Children get great enjoyment from being outdoors. They’re curious, taking enjoyment from learning when it’s practical and creative. That’s why school gardening could be the start of a lifelong passion for children. What’s more, they get the satisfaction of watching something evolve from a tiny seed into a beautiful plant… or even vegetables they can go on to eat.
It’s also fair to say that most children love getting in the dirt! By making mud pies and planting healthy vegetables, children even strengthen their immune system.
This is just the start of a long list of reasons why school gardening is so beneficial for children! But more on that later… First, Hand Made Places has taken a look into the opportunities for gardening with students.

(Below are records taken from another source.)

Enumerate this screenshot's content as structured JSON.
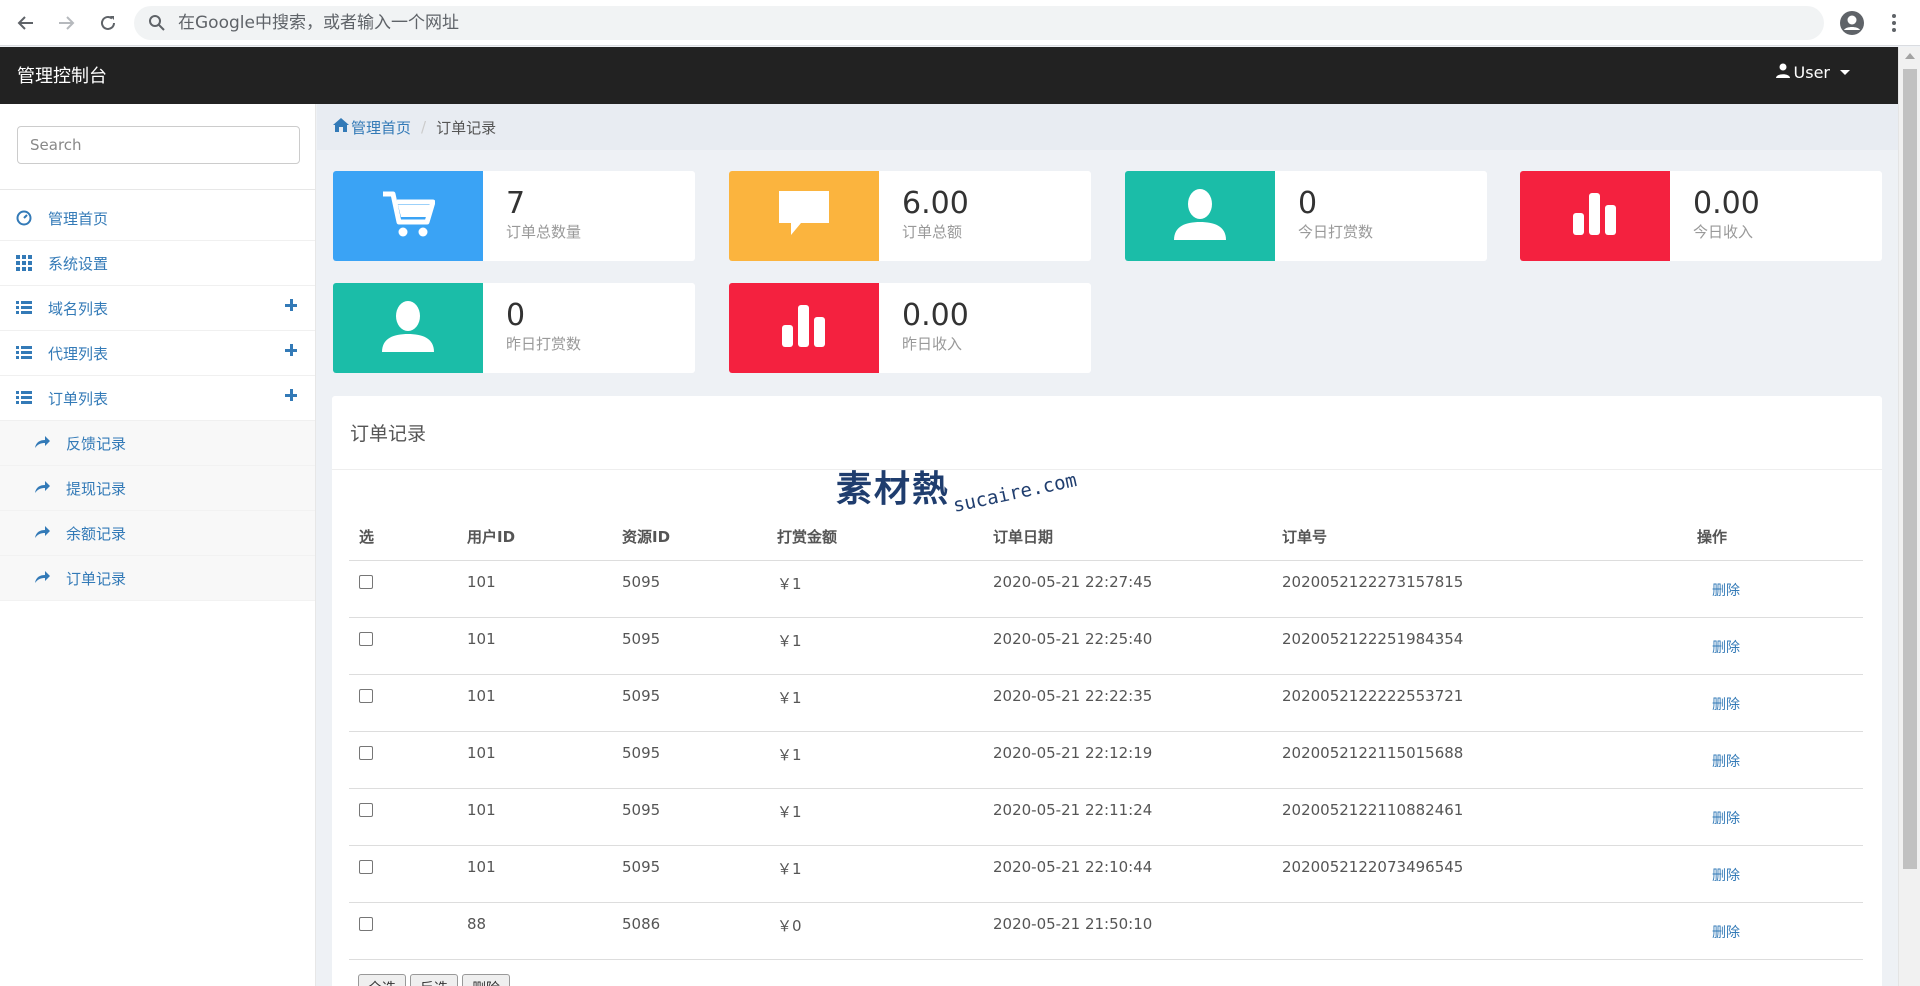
{
  "browser": {
    "omnibox_placeholder": "在Google中搜索，或者输入一个网址"
  },
  "navbar": {
    "brand": "管理控制台",
    "user_label": "User"
  },
  "sidebar": {
    "search_placeholder": "Search",
    "items": [
      {
        "label": "管理首页",
        "icon": "dashboard-icon",
        "expandable": false
      },
      {
        "label": "系统设置",
        "icon": "grid-icon",
        "expandable": false
      },
      {
        "label": "域名列表",
        "icon": "list-icon",
        "expandable": true
      },
      {
        "label": "代理列表",
        "icon": "list-icon",
        "expandable": true
      },
      {
        "label": "订单列表",
        "icon": "list-icon",
        "expandable": true
      }
    ],
    "sub_items": [
      {
        "label": "反馈记录",
        "icon": "share-arrow-icon"
      },
      {
        "label": "提现记录",
        "icon": "share-arrow-icon"
      },
      {
        "label": "余额记录",
        "icon": "share-arrow-icon"
      },
      {
        "label": "订单记录",
        "icon": "share-arrow-icon"
      }
    ]
  },
  "breadcrumb": {
    "home": "管理首页",
    "separator": "/",
    "current": "订单记录"
  },
  "stats": [
    {
      "value": "7",
      "label": "订单总数量",
      "icon": "cart-icon",
      "color": "#3aa3f5"
    },
    {
      "value": "6.00",
      "label": "订单总额",
      "icon": "comment-icon",
      "color": "#fbb43e"
    },
    {
      "value": "0",
      "label": "今日打赏数",
      "icon": "user-icon",
      "color": "#1bbda8"
    },
    {
      "value": "0.00",
      "label": "今日收入",
      "icon": "bar-chart-icon",
      "color": "#f4213f"
    },
    {
      "value": "0",
      "label": "昨日打赏数",
      "icon": "user-icon",
      "color": "#1bbda8"
    },
    {
      "value": "0.00",
      "label": "昨日收入",
      "icon": "bar-chart-icon",
      "color": "#f4213f"
    }
  ],
  "panel": {
    "title": "订单记录",
    "watermark_text": "素材熱",
    "watermark_url": "sucaire.com"
  },
  "table": {
    "headers": [
      "选",
      "用户ID",
      "资源ID",
      "打赏金额",
      "订单日期",
      "订单号",
      "操作"
    ],
    "delete_label": "删除",
    "rows": [
      {
        "uid": "101",
        "rid": "5095",
        "amount": "￥1",
        "date": "2020-05-21 22:27:45",
        "order_no": "2020052122273157815"
      },
      {
        "uid": "101",
        "rid": "5095",
        "amount": "￥1",
        "date": "2020-05-21 22:25:40",
        "order_no": "2020052122251984354"
      },
      {
        "uid": "101",
        "rid": "5095",
        "amount": "￥1",
        "date": "2020-05-21 22:22:35",
        "order_no": "2020052122222553721"
      },
      {
        "uid": "101",
        "rid": "5095",
        "amount": "￥1",
        "date": "2020-05-21 22:12:19",
        "order_no": "2020052122115015688"
      },
      {
        "uid": "101",
        "rid": "5095",
        "amount": "￥1",
        "date": "2020-05-21 22:11:24",
        "order_no": "2020052122110882461"
      },
      {
        "uid": "101",
        "rid": "5095",
        "amount": "￥1",
        "date": "2020-05-21 22:10:44",
        "order_no": "2020052122073496545"
      },
      {
        "uid": "88",
        "rid": "5086",
        "amount": "￥0",
        "date": "2020-05-21 21:50:10",
        "order_no": ""
      }
    ]
  },
  "bottom_buttons": [
    "全选",
    "反选",
    "删除"
  ]
}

Gardening in UK Schools
The RHS ‘Campaign for School Gardening’ launched in 2007, and since then over 12,000 educational institutes have signed up. This campaign aims to show how gardening can enrich the curriculum, and encourage schools to use it as a teaching tool. To do this, the campaign supports the development of sustainable gardens for young people’s health and wellbeing.
For example, a Window Planter is ideal for teaching children about the whole plant life cycle. This is a type of planter with four windows around the sides, which makes it perfect for children to watch their seeds grow below the soil as well. It’s also a great opportunity for minibeast activities whilst gardening with early years pupils.
Gardening is often overlooked in schools, however it can help to develop a number of life skills, as well offering environmental education. What’s more, school gardening projects provide natural and sustainable resources. Register your school for the RHS Campaign For School Gardening here.
What are the benefits of school gardening for students and children?
The importance of gardening cannot be understated as it contributes to the conservation of insects and biodiversity. In addition to environmental benefits, gardening has a big effect on children and early years pupils as they go through physical, emotional and social development.
Below are just some of the ways in which gardening benefits school children, from new skills to improved academic performance:
Responsibility and independence.
Teamwork and communication.
Literacy, numeracy and biology.
Let’s take a look at how teachers can really make these benefits blossom through the activities they lead in school…
Weeding and Watering
Gardening tasks such as weeding and watering plants and vegetables are a chance for children to use vital motor skills. They’re also activities which promote responsibility.
Seeing the Fruits of their Labour
Achieving goals allows children to become more self-confident, resilient and independent as they see their hard work materialise, especially when they are able to enjoy the food they have grown.
What’s more, planting and growing food offers children an opportunity to learn about nutrition. Children may also be more willing to try new vegetables if they have grown their own, so it could also encourage a healthier lifestyle.
School gardening means children will communicate and work as a team towards achieving a common goal. This can lead to them developing new appreciation and respect for one each other.
Why not try splitting up a planter into sections? A raised bed with compartments is ideal for team work; each group can take responsibility for a section with a different type of vegetable.
What’s more, the act of gardening is a great opportunity for open, relaxed discussions in schools. That’s because it’s proven to be much easier to have ‘difficult’ conversations when occupied and not sitting formally, face-to-face.
The practical, hands-on nature of gardening means children become strong, active learners.
One benefit of teaching through gardening is that children will develop the ability to carry out tasks as they learn, becoming flexible with their thinking; they’ll solve problems by adapting to new challenges presented by nature.
This inquisitive and rewarding approach to learning can even improve concentration inside the classroom.
Furthermore, children will learn about the environment and sustainability. They can learn about insects and how they have an impact on the development of plants and vegetables. Finally, with composting activities for children, it’s easy to teach them about loving their planet.
Have you been inspired to bring the benefits of gardening to your school?